My mother--whom I'll call Big Ro--is famous for her intense crushes. I've seen this woman swoon over Octavia Butler novels, Lucille Clifton poems and everything by jazz pianist Jason Moran. Lately she's been all about Ta-Nehisi Coates, a non-relative whom she calls "your brother," as in, "Did you see what your brother wrote about Malcolm and Obama? He is so brilliant!"
Perhaps in protest, I try to keep my crushes on the low. But I am my mother's child. That's why I can't contain my adoration for the Web-only series "The Misadventures of Awkward Black Girl and Friends."
"ABG," as series creator and star Issa Rae, shorthands it, is everything Tyler Perry's TV work isn't. The protagonist, J, is a young, brown-skinned woman from Los Angeles who is (gasp!) socially awkward. At work she silently suffers casual racism, cheap shots about her femininity, colorism, and the advances of a Steve Erkel-esque bugaboo. At home, she writes and spits artless gangsta raps to cope with the loss of an ignorant dude who ultimately dumps her because her short natural haircut makes him "feel gay." ("No homo," he says, earnestly.)
The workplace absurdity on "ABG" reminds me of "The Office" at its best. Ninety-seven percent of the time, the show successfully satirizes common -isms.

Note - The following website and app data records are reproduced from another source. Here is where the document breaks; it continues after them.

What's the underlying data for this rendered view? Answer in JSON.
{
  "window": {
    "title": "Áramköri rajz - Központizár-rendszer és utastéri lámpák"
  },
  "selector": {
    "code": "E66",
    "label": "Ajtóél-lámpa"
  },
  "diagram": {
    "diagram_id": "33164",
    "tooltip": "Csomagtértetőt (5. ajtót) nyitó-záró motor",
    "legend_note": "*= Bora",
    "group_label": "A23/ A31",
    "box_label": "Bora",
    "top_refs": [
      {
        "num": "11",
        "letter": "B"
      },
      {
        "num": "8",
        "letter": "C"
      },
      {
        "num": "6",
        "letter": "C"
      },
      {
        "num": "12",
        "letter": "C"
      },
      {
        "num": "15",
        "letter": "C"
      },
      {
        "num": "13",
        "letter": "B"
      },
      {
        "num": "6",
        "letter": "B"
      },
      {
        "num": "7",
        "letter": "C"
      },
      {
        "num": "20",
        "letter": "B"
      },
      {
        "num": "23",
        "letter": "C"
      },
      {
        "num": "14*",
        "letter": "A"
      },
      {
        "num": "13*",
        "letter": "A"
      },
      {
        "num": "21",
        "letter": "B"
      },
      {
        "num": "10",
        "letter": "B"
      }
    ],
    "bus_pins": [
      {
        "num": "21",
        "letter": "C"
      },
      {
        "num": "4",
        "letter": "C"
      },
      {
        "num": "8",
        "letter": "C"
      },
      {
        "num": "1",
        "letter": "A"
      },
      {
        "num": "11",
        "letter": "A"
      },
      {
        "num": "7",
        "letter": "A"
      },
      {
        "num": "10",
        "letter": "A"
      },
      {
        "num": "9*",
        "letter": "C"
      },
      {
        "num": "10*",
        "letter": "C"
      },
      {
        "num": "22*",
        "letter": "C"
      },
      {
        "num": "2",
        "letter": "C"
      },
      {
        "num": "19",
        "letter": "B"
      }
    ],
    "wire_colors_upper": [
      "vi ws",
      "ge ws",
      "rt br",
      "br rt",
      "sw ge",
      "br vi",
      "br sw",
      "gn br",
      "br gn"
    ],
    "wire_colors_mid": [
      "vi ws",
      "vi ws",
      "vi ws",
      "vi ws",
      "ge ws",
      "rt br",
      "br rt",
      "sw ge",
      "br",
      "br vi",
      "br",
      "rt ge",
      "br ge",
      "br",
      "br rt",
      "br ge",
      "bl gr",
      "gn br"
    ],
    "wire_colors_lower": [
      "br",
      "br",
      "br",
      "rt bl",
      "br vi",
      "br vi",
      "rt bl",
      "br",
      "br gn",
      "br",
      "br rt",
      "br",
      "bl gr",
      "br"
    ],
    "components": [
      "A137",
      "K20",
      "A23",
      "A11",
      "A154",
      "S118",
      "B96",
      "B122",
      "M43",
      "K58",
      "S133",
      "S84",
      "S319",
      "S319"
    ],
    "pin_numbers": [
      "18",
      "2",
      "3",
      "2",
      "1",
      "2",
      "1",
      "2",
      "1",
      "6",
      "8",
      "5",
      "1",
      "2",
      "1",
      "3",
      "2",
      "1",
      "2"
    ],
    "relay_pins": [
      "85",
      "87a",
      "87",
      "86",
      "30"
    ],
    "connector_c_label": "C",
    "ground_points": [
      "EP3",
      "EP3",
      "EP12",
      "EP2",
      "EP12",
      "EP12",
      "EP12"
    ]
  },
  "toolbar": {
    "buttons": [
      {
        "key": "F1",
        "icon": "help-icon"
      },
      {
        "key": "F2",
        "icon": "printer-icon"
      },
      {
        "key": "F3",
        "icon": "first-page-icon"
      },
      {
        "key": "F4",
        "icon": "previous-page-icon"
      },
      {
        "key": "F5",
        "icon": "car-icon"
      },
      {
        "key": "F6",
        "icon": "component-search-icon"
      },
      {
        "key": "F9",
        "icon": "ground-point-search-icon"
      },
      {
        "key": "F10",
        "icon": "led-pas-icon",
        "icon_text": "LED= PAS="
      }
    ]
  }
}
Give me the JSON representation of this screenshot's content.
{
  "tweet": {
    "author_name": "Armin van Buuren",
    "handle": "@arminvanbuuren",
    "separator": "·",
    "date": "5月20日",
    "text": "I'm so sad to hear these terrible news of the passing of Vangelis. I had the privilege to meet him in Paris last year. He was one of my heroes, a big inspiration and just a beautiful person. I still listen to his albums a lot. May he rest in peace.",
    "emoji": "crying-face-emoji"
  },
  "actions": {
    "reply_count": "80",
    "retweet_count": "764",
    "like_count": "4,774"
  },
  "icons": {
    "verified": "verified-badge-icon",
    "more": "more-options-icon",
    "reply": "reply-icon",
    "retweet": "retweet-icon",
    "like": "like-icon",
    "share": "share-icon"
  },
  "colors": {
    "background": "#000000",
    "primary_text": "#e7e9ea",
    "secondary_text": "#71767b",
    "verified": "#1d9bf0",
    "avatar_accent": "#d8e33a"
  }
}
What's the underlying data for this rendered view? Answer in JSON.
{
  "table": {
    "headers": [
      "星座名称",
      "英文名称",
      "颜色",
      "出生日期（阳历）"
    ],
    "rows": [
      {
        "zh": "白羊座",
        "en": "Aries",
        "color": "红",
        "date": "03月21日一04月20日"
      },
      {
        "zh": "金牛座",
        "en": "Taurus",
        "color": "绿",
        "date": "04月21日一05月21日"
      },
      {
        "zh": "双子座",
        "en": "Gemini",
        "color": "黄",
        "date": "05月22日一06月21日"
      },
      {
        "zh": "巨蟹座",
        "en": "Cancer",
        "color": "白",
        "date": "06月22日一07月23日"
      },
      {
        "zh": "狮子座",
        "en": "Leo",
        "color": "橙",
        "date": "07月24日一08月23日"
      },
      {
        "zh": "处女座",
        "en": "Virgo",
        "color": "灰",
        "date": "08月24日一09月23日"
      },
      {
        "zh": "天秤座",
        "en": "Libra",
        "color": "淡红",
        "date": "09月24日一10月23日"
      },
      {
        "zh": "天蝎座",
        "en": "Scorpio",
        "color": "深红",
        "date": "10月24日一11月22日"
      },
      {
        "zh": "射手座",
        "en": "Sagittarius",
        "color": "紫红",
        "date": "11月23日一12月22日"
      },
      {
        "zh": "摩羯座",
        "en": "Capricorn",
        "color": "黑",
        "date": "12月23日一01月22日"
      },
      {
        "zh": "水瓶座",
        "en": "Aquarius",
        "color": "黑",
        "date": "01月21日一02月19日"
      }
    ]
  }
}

And J's dangerous wit, her quiet rage, her "proper-talking" on the job, her perverse love of gangsta rap, her insecurity and her nerdiness make her one of the most textured black woman characters I've ever seen.
I am officially in love with ABG. You will be too.